An international team of scientists has demonstrated for the first time that a special kind of wave structure – a dark soliton – can be produced in water. Like the bright soliton – which is thought to be responsible for amplifying ocean waves to “rogue wave” proportions – the dark soliton is a localized surface “wave envelope” that causes a temporary decrease in wave amplitude.
Unlike typical ocean waves, which are always evolving as they ebb and flow, solitons maintain a constant shape and size as they propagate. They typically travel slower than background waves, which get modulated as they pass through the soliton and return to their original amplitude as they re-emerge.
The terms bright and dark soliton are borrowed from optics, where they manifest as bright spots and dark shadows in optical fibres. And yet it was in water that solitons were first observed, in the 1830s. The discovery in the 1960s and 1970s of bright solitons on the surface of deep ocean waters initially stunned oceanographers, but many experiments have been done to explore and confirm the phenomenon since then, including those that pegged bright solitons as the culprit for seeding rogue waves at sea. Solitons of both the bright and dark persuasions have now been spotted in fibre optics, plasmas, Bose–Einstein condensates and elsewhere. But in all this time, a dark soliton had never been seen in water until now.
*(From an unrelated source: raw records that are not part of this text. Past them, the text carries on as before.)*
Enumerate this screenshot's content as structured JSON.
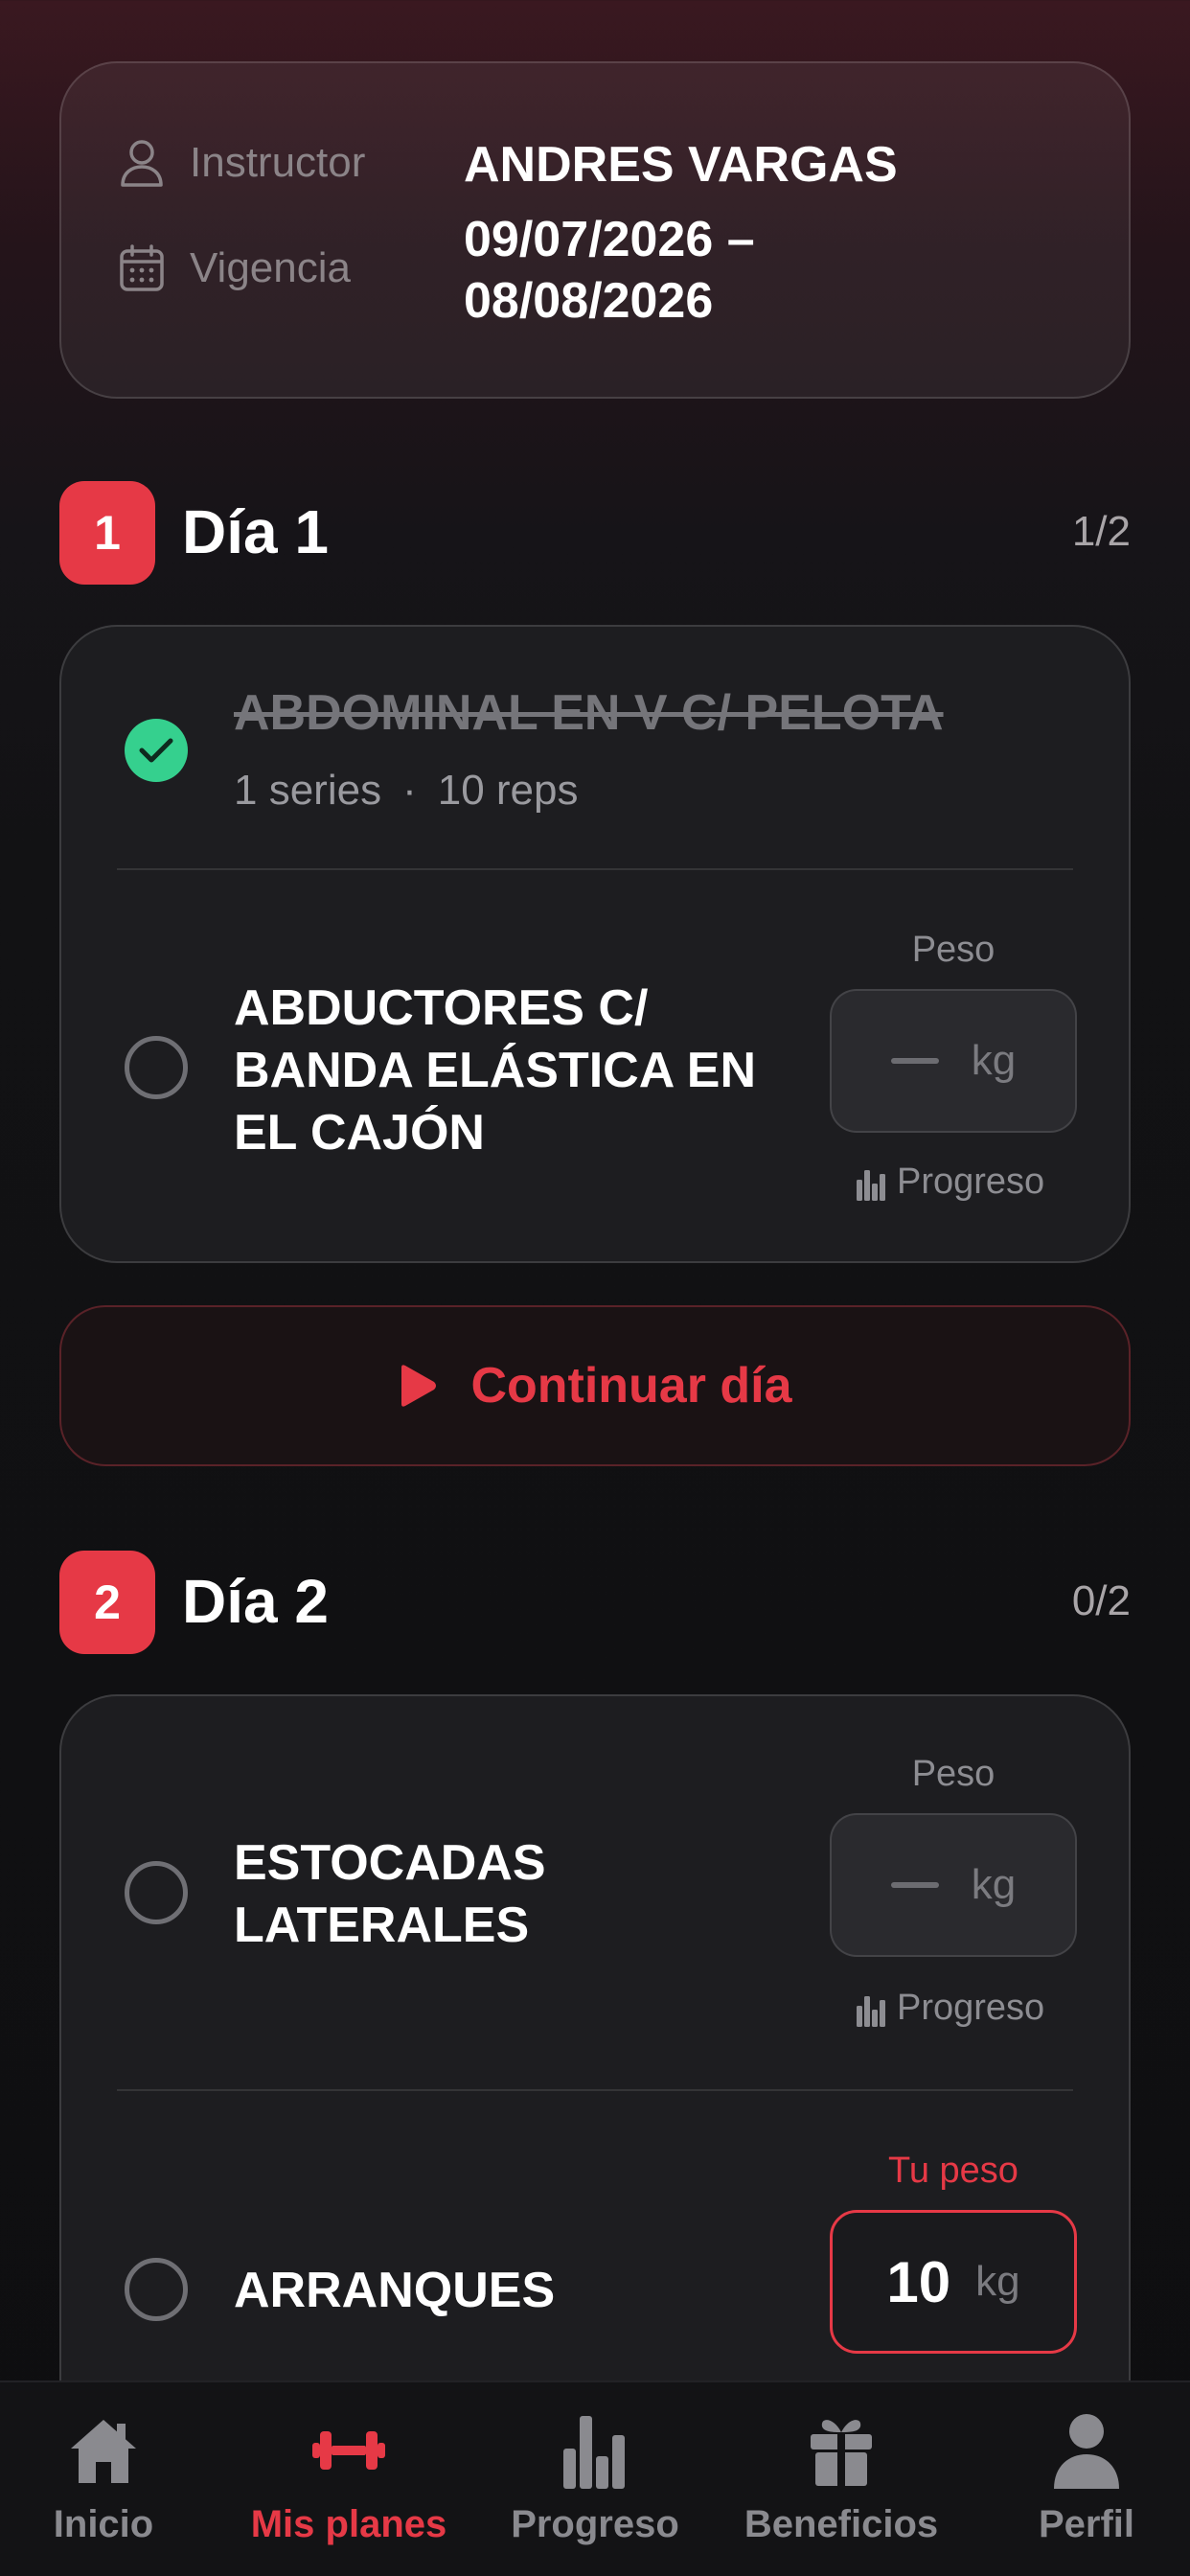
{
  "info": {
    "instructor_label": "Instructor",
    "instructor_value": "ANDRES VARGAS",
    "vigencia_label": "Vigencia",
    "vigencia_line1": "09/07/2026 –",
    "vigencia_line2": "08/08/2026"
  },
  "days": [
    {
      "badge": "1",
      "title": "Día 1",
      "count": "1/2",
      "exercises": [
        {
          "name": "ABDOMINAL EN V C/ PELOTA",
          "done": true,
          "series": "1 series",
          "dot": "·",
          "reps": "10 reps"
        },
        {
          "name_line1": "ABDUCTORES C/",
          "name_line2": "BANDA ELÁSTICA EN",
          "name_line3": "EL CAJÓN",
          "done": false,
          "weight_label": "Peso",
          "weight_unit": "kg",
          "progress_label": "Progreso"
        }
      ],
      "continue_label": "Continuar día"
    },
    {
      "badge": "2",
      "title": "Día 2",
      "count": "0/2",
      "exercises": [
        {
          "name_line1": "ESTOCADAS",
          "name_line2": "LATERALES",
          "done": false,
          "weight_label": "Peso",
          "weight_unit": "kg",
          "progress_label": "Progreso"
        },
        {
          "name": "ARRANQUES",
          "done": false,
          "weight_label": "Tu peso",
          "weight_value": "10",
          "weight_unit": "kg"
        }
      ]
    }
  ],
  "nav": {
    "items": [
      {
        "label": "Inicio",
        "icon": "home-icon"
      },
      {
        "label": "Mis planes",
        "icon": "dumbbell-icon",
        "active": true
      },
      {
        "label": "Progreso",
        "icon": "bar-chart-icon"
      },
      {
        "label": "Beneficios",
        "icon": "gift-icon"
      },
      {
        "label": "Perfil",
        "icon": "user-icon"
      }
    ]
  },
  "colors": {
    "accent": "#e63946",
    "success": "#35d08e",
    "background": "#121214"
  }
}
Predictions play out
Amin Chabchoub, a mathematician at Imperial College London, and colleagues applied the nonlinear Schrödinger (NLS) equation – the widely accepted model for describing evolving water waves – which has a large family of soliton solutions. There are two forms of the equation: a focusing case, which produces bright solitons and only applies in deep water, and a defocusing case, which governs waves in shallow water and leads to dark-soliton solutions. For this to be the case, kh (the wavenumber multiplied by the water depth) must be less than 1.363.
Chabchoub’s team used a 17-m-long wave tank, filled to a depth of 40 cm. With a computer-controlled paddle at one end of the tank, the researchers generated a steady sine wave with an amplitude of 4 cm and a precise initial surface elevation, according to the defocusing NLS equation. Conductive wave gauges placed at intervals along the tank monitored wave propagation.
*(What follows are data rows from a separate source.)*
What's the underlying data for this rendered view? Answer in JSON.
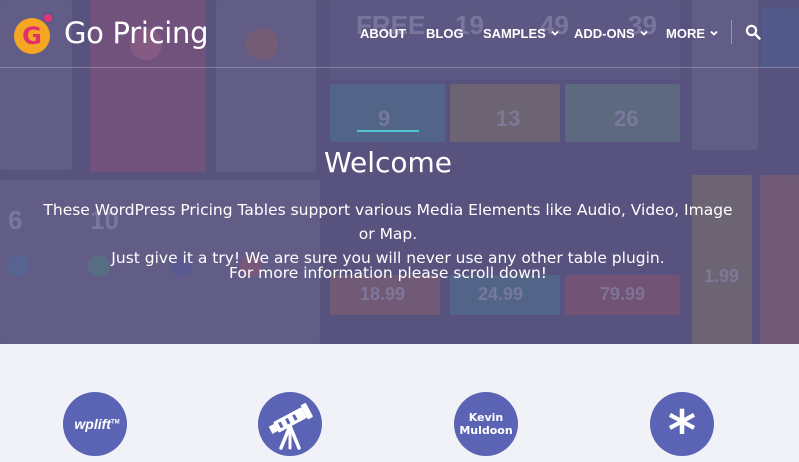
{
  "brand": {
    "logo_letter": "G",
    "name": "Go Pricing"
  },
  "nav": {
    "items": [
      {
        "label": "ABOUT",
        "has_dropdown": false
      },
      {
        "label": "BLOG",
        "has_dropdown": false
      },
      {
        "label": "SAMPLES",
        "has_dropdown": true
      },
      {
        "label": "ADD-ONS",
        "has_dropdown": true
      },
      {
        "label": "MORE",
        "has_dropdown": true
      }
    ],
    "search_icon": "search-icon"
  },
  "hero": {
    "title": "Welcome",
    "intro_line1": "These WordPress Pricing Tables support various Media Elements like Audio, Video, Image or Map.",
    "intro_line2": "Just give it a try! We are sure you will never use any other table plugin.",
    "more_info": "For more information please scroll down!",
    "background_prices": [
      "FREE",
      "19",
      "49",
      "39",
      "9",
      "13",
      "26",
      "6",
      "10",
      "18.99",
      "24.99",
      "79.99",
      "1.99"
    ]
  },
  "features": [
    {
      "name": "wplift",
      "label": "wplift",
      "tm": "TM"
    },
    {
      "name": "telescope",
      "icon": "telescope-icon"
    },
    {
      "name": "kevin-muldoon",
      "line1": "Kevin",
      "line2": "Muldoon"
    },
    {
      "name": "asterisk",
      "icon": "asterisk-icon",
      "label": "*"
    }
  ],
  "colors": {
    "hero_bg": "#5d5a82",
    "accent_line": "#4ec3d4",
    "feature_circle": "#5b63b4",
    "page_bg": "#f1f2f7",
    "logo_orange": "#f5a623",
    "logo_pink": "#e6317a"
  }
}
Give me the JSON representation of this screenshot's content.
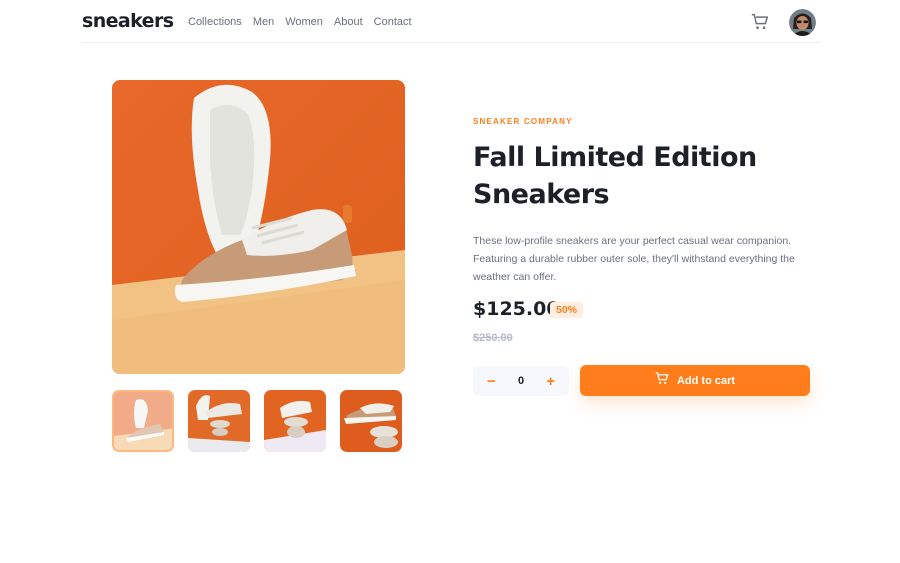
{
  "brand": {
    "logo": "sneakers"
  },
  "nav": {
    "items": [
      "Collections",
      "Men",
      "Women",
      "About",
      "Contact"
    ]
  },
  "header": {
    "cart_icon": "cart-icon",
    "avatar": "user-avatar"
  },
  "product": {
    "company": "SNEAKER COMPANY",
    "title": "Fall Limited Edition Sneakers",
    "description": "These low-profile sneakers are your perfect casual wear companion. Featuring a durable rubber outer sole, they'll withstand everything the weather can offer.",
    "price": "$125.00",
    "discount": "50%",
    "original_price": "$250.00"
  },
  "gallery": {
    "thumbnail_count": 4,
    "active_thumbnail": 1
  },
  "quantity": {
    "minus": "−",
    "value": "0",
    "plus": "+"
  },
  "cart_button": {
    "label": "Add to cart",
    "icon": "cart-icon"
  },
  "colors": {
    "accent": "#ff7e1b",
    "accent_pale": "#ffede0",
    "text_dark": "#1d2026",
    "text_gray": "#69707d",
    "strike_gray": "#b6bcc8"
  }
}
As predicted, the researchers witnessed the background waves’ amplitudes falling to zero as they passed through the soliton, only to bounce back to their initial magnitude upon exiting the structure. Not only that, the team’s theoretical predictions about how the width of the soliton – that is, the number of background waves under its influence at any given time – ought to vary with various factors (e.g. deeper water, wider soliton) were also borne out spectacularly well in the data. “We can really say then that they’re really dark solitons, not only from their shape but also that they have these characteristics which are provided by theory,” says Chabchoub.
“New way of thinking”
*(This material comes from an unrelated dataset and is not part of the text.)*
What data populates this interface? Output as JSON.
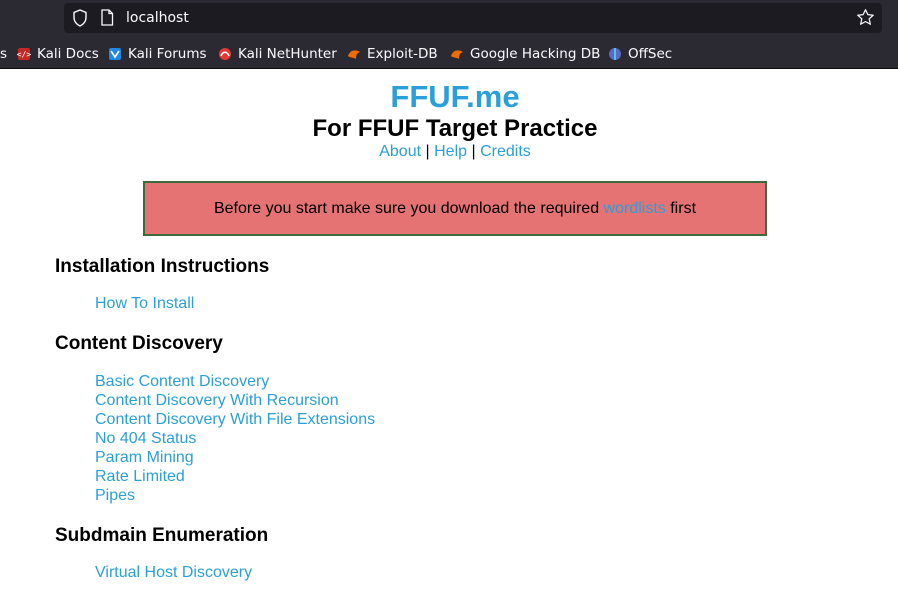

“This is an exciting result,” says Roger Grimshaw of Loughborough University, who was not involved in the research. “While both versions of the NLS were known to be valid for optics, this is the first time that the same has been shown for water waves. This opens the door to a new way of thinking about nonlinear waves in shallow water, although it is likely that this is only for a limited range of kh.”
The widely accepted model for nonlinear, shallow water waves, where kh approaches zero, is the Korteweg–de Vries (KdV) equation, which has soliton solutions that differ strongly from those described by the NLS equation. “The experiments in this paper are for small, but finite kh – 1.2, 1.0. I doubt that the dark soliton will be found if kh is decreased too much below these values,” says Grimshaw.
Chabchoub says the group’s next priority is to investigate interactions between solitons. “What happens if you collide these guys?” he asks, “or if a dark and bright soliton meet?” It is a line of research that may eventually help engineers design technologies that better mediate destructive waves at the shore. “If there’s a huge wave coming, maybe we can stabilize it or act against it. We don’t know yet,” says Chabchoub. He points out that the team “needs to do numerical simulations to investigate whether these coherent structures could have an influence on tsunamis or on the propagation of high waves, which can be dangerous near shore”.
The research is published in Physical Review Letters.